Ace sat with his back to the room and appeared to be reading a small prayer book. Actually, he was tearing out the pages one by one and eating them, chewing slowly and looking up at the ceiling of his cage as if he was memorizing the text. Billy, the bar's owner and bartender, said he only ate one or two pages a day – it was not as if he was hungry. Billy fed Ace every time he fed himself. In fact, he fed Ace first like he was worried about being poisoned; a fair concern because he treated the cook like dirt.
It bothered Bea to see Ace locked up like that. It was obvious that he was constantly pissed-off, unlike most captive monkeys who sank into apathy after a while. If anyone but Billy approached the cage Ace screamed and flung himself around inside. If you put your hands anywhere near his reach or grasp there would be blood. He once ate a drunk's left little finger.
The day he escaped she helped him by not saying anything as she watched him slip out the unfastened wire door. He scrambled soundlessly up the cage and across a shelf full of stemmed glasses that never even shuddered. From there, he reached the open transom over the door that led to the alley. He paused a moment as if mentally packing, and fixed Bea with his hooded golden eyes, vanishing before she could blink. He was gone an hour before Billy missed him.
Goldy dropped her tray the last two inches onto their table to wake up the drunks and impress people just how hard her job was. Billy startled from his newspaper spread out on the bar, looked around and gave a little shriek seeing the open cage door. He had no one to blame or lash out at because he was the only one who could deal with the brute without losing a digit or a pint of blood. He was livid not because of any fondness for the animal. Ace had been collateral for a bar tab run up by a guy who used to be a regular, but had to leave on short notice due to some complication with the sheriff. It had been five years and Billy still hoped to collect having some notion that monkeys lived at least as long as people did.

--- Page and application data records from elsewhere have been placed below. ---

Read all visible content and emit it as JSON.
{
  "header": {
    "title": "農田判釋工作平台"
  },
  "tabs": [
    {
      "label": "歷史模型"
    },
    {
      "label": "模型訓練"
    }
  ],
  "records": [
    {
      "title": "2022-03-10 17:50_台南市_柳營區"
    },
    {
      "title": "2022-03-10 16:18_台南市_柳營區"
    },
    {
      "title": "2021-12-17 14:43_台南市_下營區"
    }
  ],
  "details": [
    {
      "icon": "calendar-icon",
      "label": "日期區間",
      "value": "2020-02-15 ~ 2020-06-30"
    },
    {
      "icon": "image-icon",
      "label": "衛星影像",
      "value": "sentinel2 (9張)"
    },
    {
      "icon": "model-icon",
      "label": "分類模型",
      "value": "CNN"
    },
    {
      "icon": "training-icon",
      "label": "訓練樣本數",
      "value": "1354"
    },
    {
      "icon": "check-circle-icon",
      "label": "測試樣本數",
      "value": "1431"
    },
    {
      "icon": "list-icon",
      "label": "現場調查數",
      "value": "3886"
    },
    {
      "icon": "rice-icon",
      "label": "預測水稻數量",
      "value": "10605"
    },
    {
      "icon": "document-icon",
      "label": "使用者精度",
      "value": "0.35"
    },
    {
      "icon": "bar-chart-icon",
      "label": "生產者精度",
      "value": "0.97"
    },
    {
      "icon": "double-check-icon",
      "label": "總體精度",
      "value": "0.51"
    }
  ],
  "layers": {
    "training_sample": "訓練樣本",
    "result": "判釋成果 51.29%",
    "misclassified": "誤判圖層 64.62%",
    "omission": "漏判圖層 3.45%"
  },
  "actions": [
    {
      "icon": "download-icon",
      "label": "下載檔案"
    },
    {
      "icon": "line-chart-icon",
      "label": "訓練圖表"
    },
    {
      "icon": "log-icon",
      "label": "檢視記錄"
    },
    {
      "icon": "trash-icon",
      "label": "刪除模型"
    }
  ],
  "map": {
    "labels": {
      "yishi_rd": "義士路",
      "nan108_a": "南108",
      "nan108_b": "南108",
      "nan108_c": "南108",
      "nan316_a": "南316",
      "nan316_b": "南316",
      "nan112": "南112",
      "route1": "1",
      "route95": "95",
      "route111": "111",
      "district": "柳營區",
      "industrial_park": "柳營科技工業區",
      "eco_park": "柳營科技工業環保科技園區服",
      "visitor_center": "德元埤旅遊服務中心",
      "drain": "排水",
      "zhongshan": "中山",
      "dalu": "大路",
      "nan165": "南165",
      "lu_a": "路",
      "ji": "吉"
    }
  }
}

He cursed and took the cage, which needed cleaning, down from the bar and took it out the door to the alley as if he thought the deadbeat might be waiting there with Ace. When he came back inside he was carrying the scalped prayer book and handed it over when Bea reached out for it, as if by prior agreement. The first third of the pages were gone and the cover was dark with hamburger grease and redolent of monkey piss. Murph made her put it on the floor while they ate their grill cheese and tomato soup lunch hoping she would forget it but confident that she wouldn't. She didn't.
Bea was not quite three when Ace made his break for freedom. She thought she saw him from time to time high in the trees around Wampus pond. He stole food all over town and some folks made a point of leaving leftovers out on the porch to see if it would disappear overnight. “Leaving bite for Ace” and reporting on whether it was taken became a common point of gossip. It was bigger news when someone said Ace made off with a whole pie left cooling on a windowsill. This was nonsense because she didn’t think Ace could lift whole pie and make off with it clean. Jump in, splash around and eat a third maybe, but not the whole pie. Ace wasn't much bigger than your average apple pie at least by weight. The vet said he was a Barbary Ape and not a monkey at all but the distinction was lost on Ace and the patrons of the Airport Bar. The pie thief was definitely a person and some years later Maryann Phelps was found dead of a heart attack, lying flat on her back in the McCarthy's kitchen garden, a smug look on her face and one of Ginny McCarthy's prize-winning cherry pies upside down in the dirt beside her.
All summer after the escape Billy would go down to the park with a bag of stale popcorn and a six pack of beer and sit and smoke and drink. He never brought a net or a bag with him. Did he think Ace would listen to reason and accompany him back to the bar and his cage? Billy would kill the six pack and lie back on the bench and nod, the bag of popcorn spilling out for the pigeons and squirrels to make bold with as he snored. He would wake up as darkness fell and one of the bands started tuning up in the hall across the street and he would see that the popcorn was all gone and swear to folks that Ace had paid him a visit.
Then came the day that Bea found Ace dead .
from the Monkeytown Murders c. Deborah Lacativa 2016